“Treatment is often inadequate and considerably delayed. In 2013 alone two Palestinians have died as a result of medical neglect.”
According to Special Rapporteur on the situation of human rights in the occupied Palestinian territories, Richard Falk:
“(T)here have been at least 54 cases of clear medical neglect that have resulted in the deaths of Palestinians in Israeli prisons.”
Prison medical staff numbers are woefully inadequate. Personnel are poorly trained. Israeli Prison Service (IPS) authorities control them. Serving them involves violating fundamental medical ethics.
“Since 1967, 73 Palestinians have been tortured to death” during interrogation.
“Methods of interrogation and torture that Palestinian detainees are subjected to include beatings, tying prisoners in ‘stress positions,’ interrogation sessions that last up to 12 consecutive hours, depriving prisoners of sleep and other sensory deprivation, isolation and solitary confinement, and threats against the lives of their relatives.”
Beatings and other type abuses are commonplace. Released prisoners relate horror stories. Intolerable treatment persists.
Detaining and imprisoning Palestinian children is “extremely alarming.” According to UNICEF,”ill-treatment of Palestinian children in the Israeli military detention system appears to be widespread, systematic and institutionalized.”
“(I)n the last ten years, an estimated 7,000 children have been detained, interrogated, prosecuted and/or imprisoned within the Israeli military justice system.”
The UN Committee on the Rights of the Child urged Israel to “guarantee that juvenile justice standards apply to all children without discrimination and that trials are conducted in a prompt and impartial manner, in accordance with minimum fair trial standards”, while also urging Israel “to dismantle the institutionalized system of detention and use of torture and ill-treatment of Palestinian children at all stages of the judicial procedure.”
Israel ignores all reasonable demands. It does so with impunity. HRGs want EP members to intervene responsibly.
They want them to visit Israeli prisons, detention centers and interrogation ones. They want them to meet prisoners face-to-face. They want them to learn firsthand what they endure.
“(I)n case Israel denies (them) access,” they want them to “include a visit to an Israeli military court; meet with former prisoners; prisoner’s families; Palestinian and Israeli organizations that deal specifically with prisoners; the Palestinian Ministry of Detainees and Ex-detainees; and Israeli Military Judges, the Military Prosecution Office and the Israeli Prison Service.”
They want them to take direct action to end gulag prison conditions. They want Israel held accountable for its actions.
A Final Comment
On July 13, Haaretz headlined “Former military intelligence chief: Israel held a ‘Prisoner X’ in the 1970s,” saying:

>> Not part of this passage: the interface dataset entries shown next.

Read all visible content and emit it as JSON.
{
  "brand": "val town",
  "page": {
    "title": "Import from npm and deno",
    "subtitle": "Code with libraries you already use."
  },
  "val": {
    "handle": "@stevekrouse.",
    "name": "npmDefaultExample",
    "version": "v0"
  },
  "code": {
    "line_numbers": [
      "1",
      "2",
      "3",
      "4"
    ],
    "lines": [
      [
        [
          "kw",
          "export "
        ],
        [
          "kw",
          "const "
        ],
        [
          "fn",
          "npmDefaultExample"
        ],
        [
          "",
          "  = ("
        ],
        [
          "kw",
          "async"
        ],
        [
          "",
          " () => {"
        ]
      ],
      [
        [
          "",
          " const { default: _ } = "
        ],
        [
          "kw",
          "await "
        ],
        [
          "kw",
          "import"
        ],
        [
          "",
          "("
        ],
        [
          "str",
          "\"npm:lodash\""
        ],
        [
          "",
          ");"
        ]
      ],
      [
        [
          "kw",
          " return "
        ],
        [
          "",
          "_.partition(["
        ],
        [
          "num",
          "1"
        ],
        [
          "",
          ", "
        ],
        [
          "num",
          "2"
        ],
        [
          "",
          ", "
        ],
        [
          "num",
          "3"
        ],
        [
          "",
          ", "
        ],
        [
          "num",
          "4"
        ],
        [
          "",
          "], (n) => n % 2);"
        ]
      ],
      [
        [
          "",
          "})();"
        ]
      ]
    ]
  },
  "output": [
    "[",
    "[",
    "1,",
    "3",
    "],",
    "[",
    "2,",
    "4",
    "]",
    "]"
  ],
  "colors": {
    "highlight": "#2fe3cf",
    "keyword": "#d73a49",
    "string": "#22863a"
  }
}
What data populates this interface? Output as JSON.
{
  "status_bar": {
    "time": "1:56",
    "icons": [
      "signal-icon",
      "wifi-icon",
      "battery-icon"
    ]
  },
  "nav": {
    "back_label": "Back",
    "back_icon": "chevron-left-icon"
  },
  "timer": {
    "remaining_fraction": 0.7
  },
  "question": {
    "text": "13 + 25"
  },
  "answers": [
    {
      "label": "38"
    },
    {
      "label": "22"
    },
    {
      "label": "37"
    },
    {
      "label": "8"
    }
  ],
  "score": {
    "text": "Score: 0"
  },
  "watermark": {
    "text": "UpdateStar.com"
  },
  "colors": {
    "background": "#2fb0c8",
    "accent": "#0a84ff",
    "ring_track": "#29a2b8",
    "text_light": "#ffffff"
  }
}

From 1974 – 1979, Major General (res.) Shlomo Gazit headed the IDF’s intelligence unit. “Roughly 36 years ago,” he said, “as director of Military Intelligence, I allowed the detention of a prisoner X in total solitary confinement.”
“I did it with a clean conscience, and I knew full well the national and security-related ramifications or making that information public.”

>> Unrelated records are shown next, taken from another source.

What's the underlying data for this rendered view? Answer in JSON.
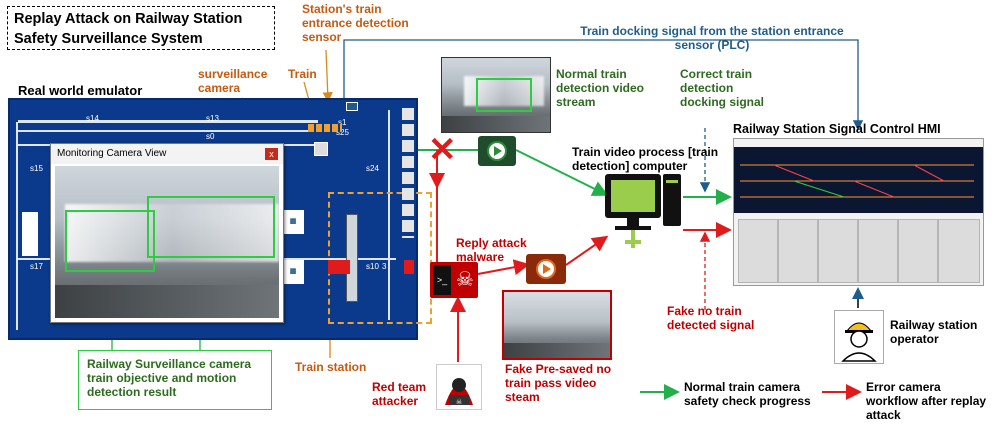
{
  "title": "Replay Attack on Railway Station Safety Surveillance System",
  "labels": {
    "entrance_sensor": "Station's train entrance detection sensor",
    "surveillance_camera": "surveillance camera",
    "train": "Train",
    "real_world_emulator": "Real world emulator",
    "docking_signal_plc": "Train docking signal from the station entrance sensor (PLC)",
    "normal_stream": "Normal train detection video stream",
    "correct_signal": "Correct train detection docking signal",
    "hmi_title": "Railway Station Signal Control HMI",
    "video_process": "Train video process [train detection] computer",
    "replay_malware": "Reply attack malware",
    "fake_signal": "Fake no train detected signal",
    "operator": "Railway station operator",
    "surveillance_result": "Railway Surveillance camera  train objective and motion detection result",
    "train_station": "Train station",
    "red_team": "Red team attacker",
    "fake_stream": "Fake Pre-saved no train pass video steam",
    "legend_normal": "Normal train camera safety check progress",
    "legend_error": "Error camera workflow after replay attack"
  },
  "monitor_window": {
    "title": "Monitoring Camera View",
    "close": "x"
  },
  "track_labels": [
    "s14",
    "s13",
    "s0",
    "s25",
    "s15",
    "s17",
    "s24",
    "s10",
    "3",
    "s1"
  ],
  "colors": {
    "normal_flow": "#22b04b",
    "error_flow": "#e01b1b",
    "plc_line": "#1f5c8b",
    "orange_label": "#c55a11"
  },
  "icons": {
    "blocked": "red-x-icon",
    "video": "video-play-icon",
    "malware": "skull-terminal-icon",
    "computer": "desktop-computer-icon",
    "attacker": "hacker-icon",
    "operator": "worker-helmet-icon"
  }
}
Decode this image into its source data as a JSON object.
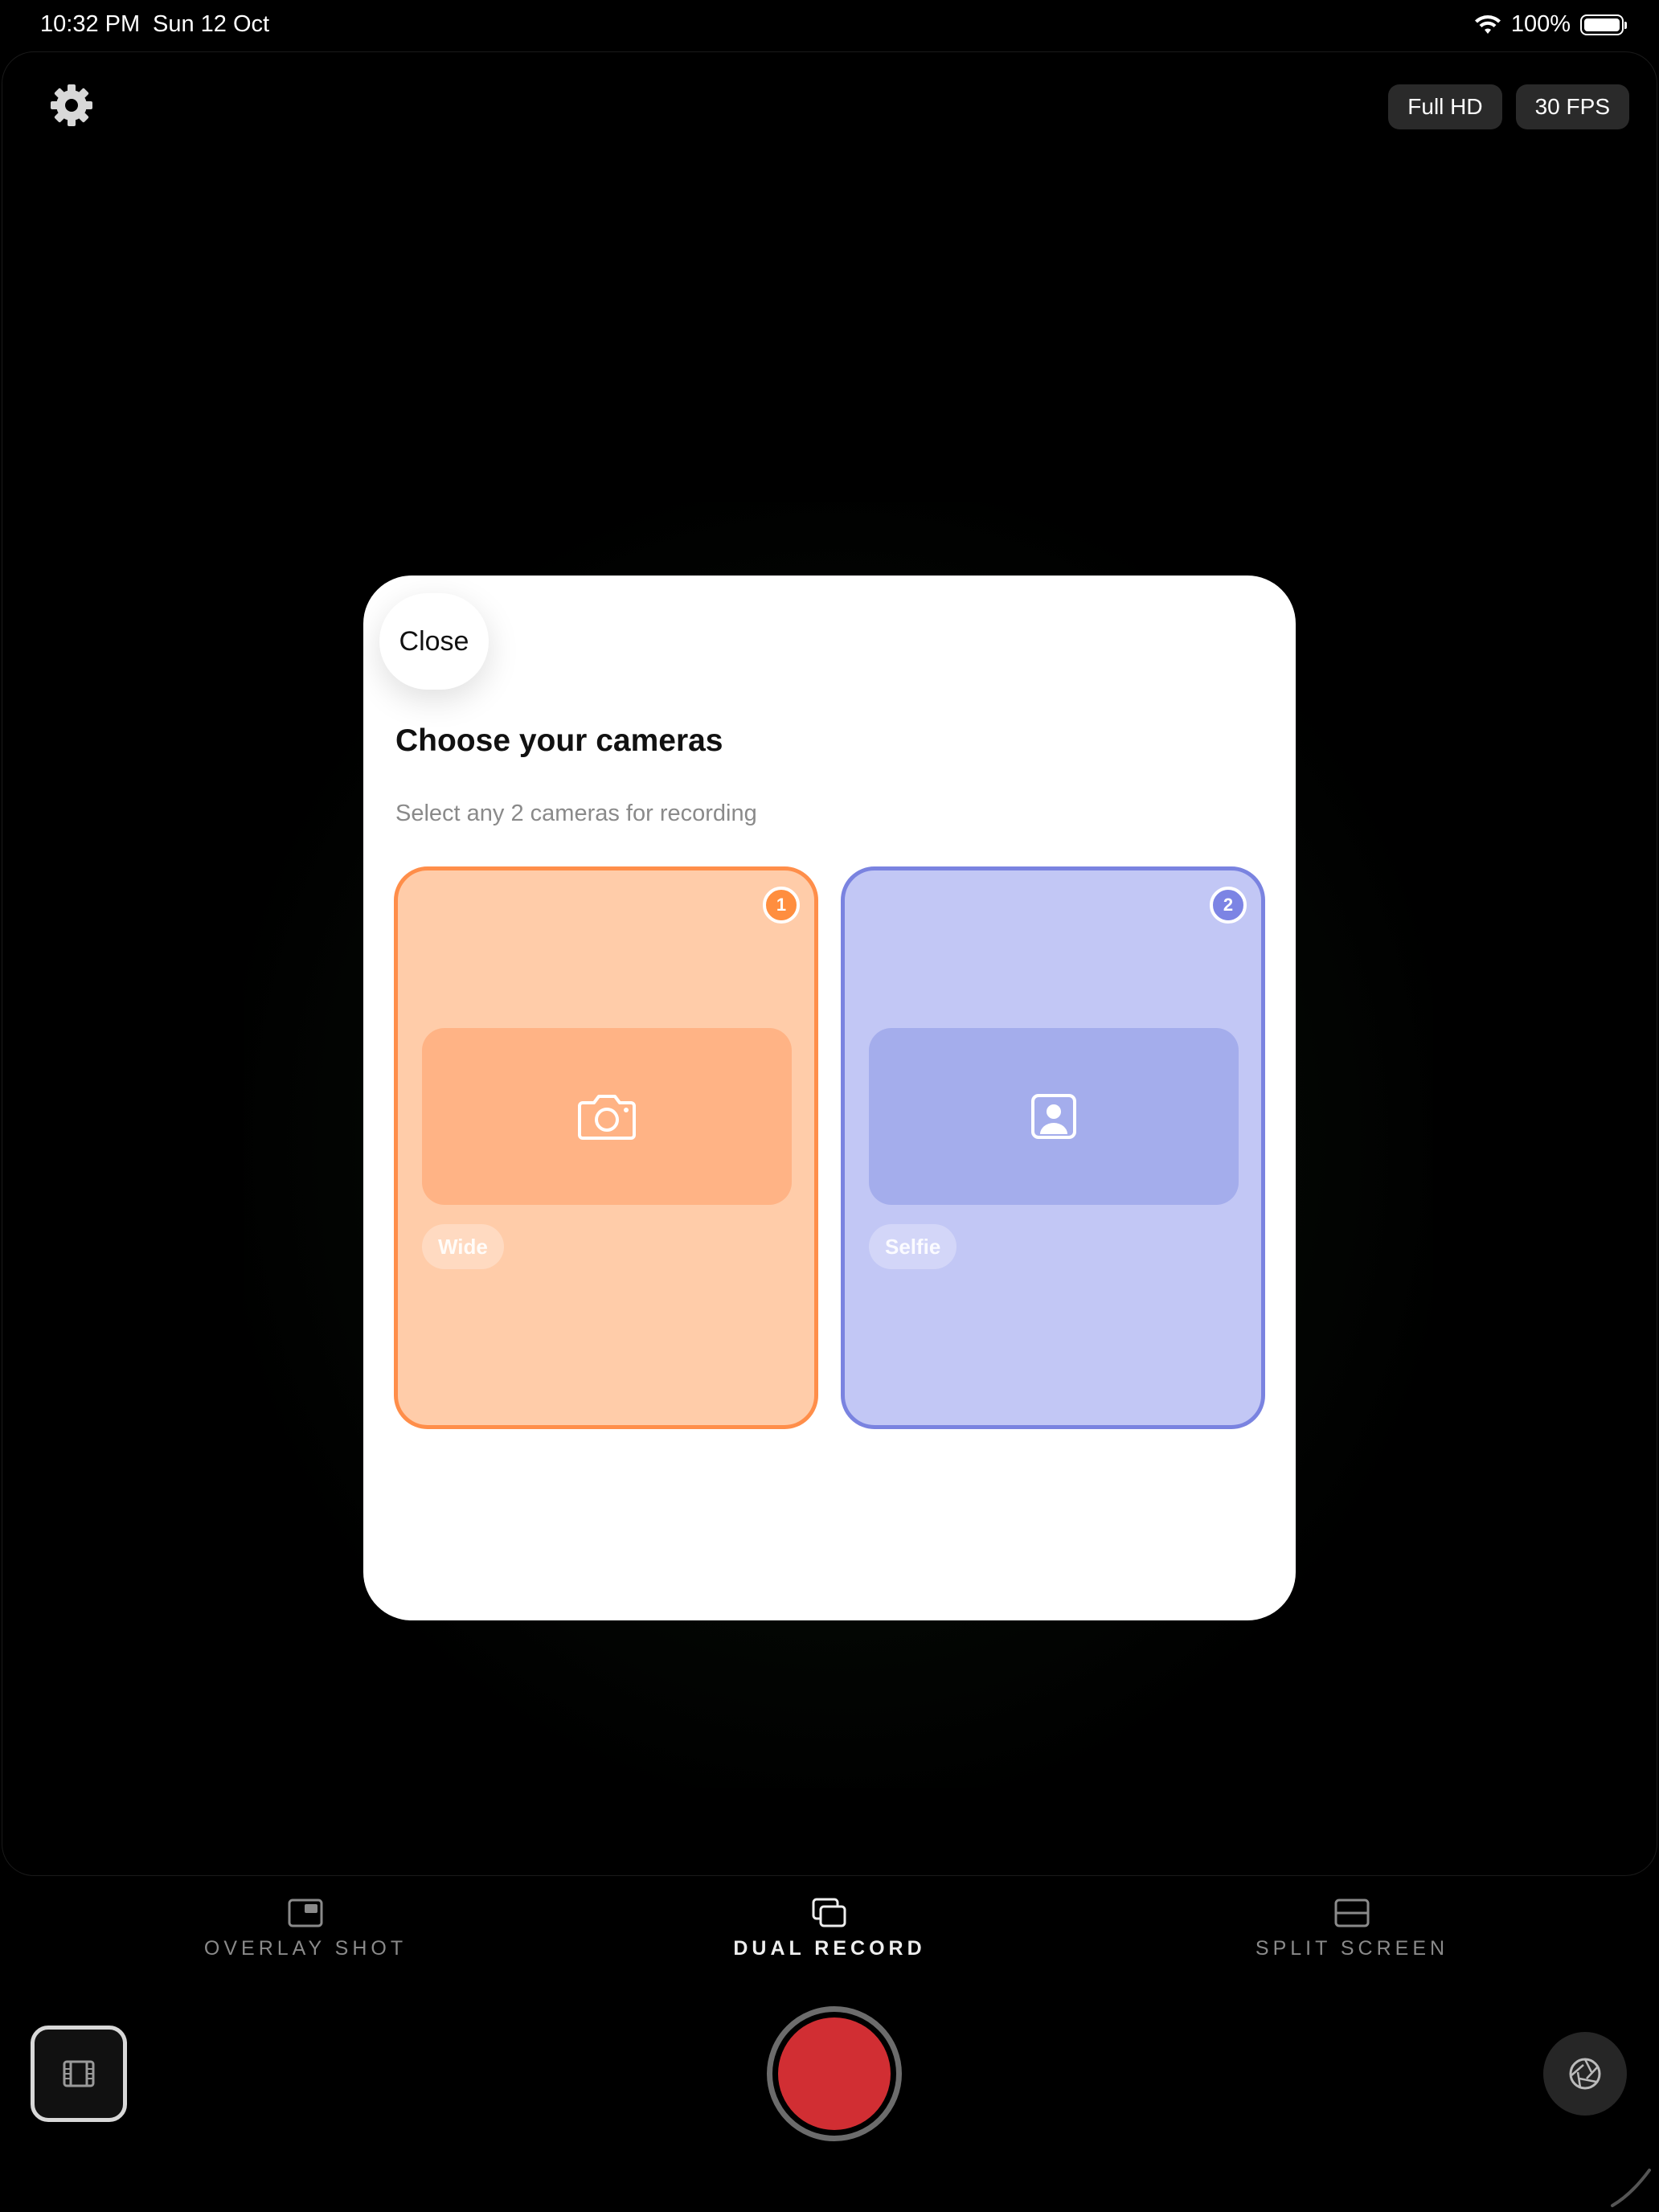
{
  "status_bar": {
    "time": "10:32 PM",
    "date": "Sun 12 Oct",
    "battery": "100%"
  },
  "top_bar": {
    "settings_icon": "gear-icon",
    "resolution_chip": "Full HD",
    "fps_chip": "30 FPS"
  },
  "modal": {
    "close_label": "Close",
    "title": "Choose your cameras",
    "subtitle": "Select any 2 cameras for recording",
    "cameras": [
      {
        "label": "Wide",
        "badge": "1",
        "icon": "camera-icon",
        "accent": "#ff8e4a"
      },
      {
        "label": "Selfie",
        "badge": "2",
        "icon": "portrait-icon",
        "accent": "#7a83e0"
      }
    ]
  },
  "modes": {
    "items": [
      {
        "label": "OVERLAY SHOT",
        "icon": "overlay-shot-icon",
        "active": false
      },
      {
        "label": "DUAL RECORD",
        "icon": "dual-record-icon",
        "active": true
      },
      {
        "label": "SPLIT SCREEN",
        "icon": "split-screen-icon",
        "active": false
      }
    ]
  },
  "controls": {
    "gallery_icon": "film-icon",
    "record_color": "#d12e33",
    "flip_icon": "aperture-icon"
  }
}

“My superiors of course knew of the secret, and authorized my decision.”
“The subject was brought to the attention of the justice system, which dealt with the matter with complete discretion.”
“The whole affair ended long ago – and I’m glad to say without any leaks.”
“Moreover, even though decades have passed since then, if information on the affair came out it could still cause a great deal of damage, even today.”
Gavit stopped short of saying who was detained or why. Yitzhak Rabin was prime minister. Shimon Peres was defense minister.
Yigal Alon was foreign minister. These officials and other top ones likely authorized what happened.
Haaretz explained what presumably was involved. It failed to condemn harsh imprisonment without due process and judicial fairness.
Regardless of what offense was allegedly committed, rule of law principles matter most. Israel spurns them with impunity. It’s standard Israeli practice.
Stephen Lendman lives in Chicago. He can be reached at email@example.com.
His new book is titled “Banker Occupation: Waging Financial War on Humanity.”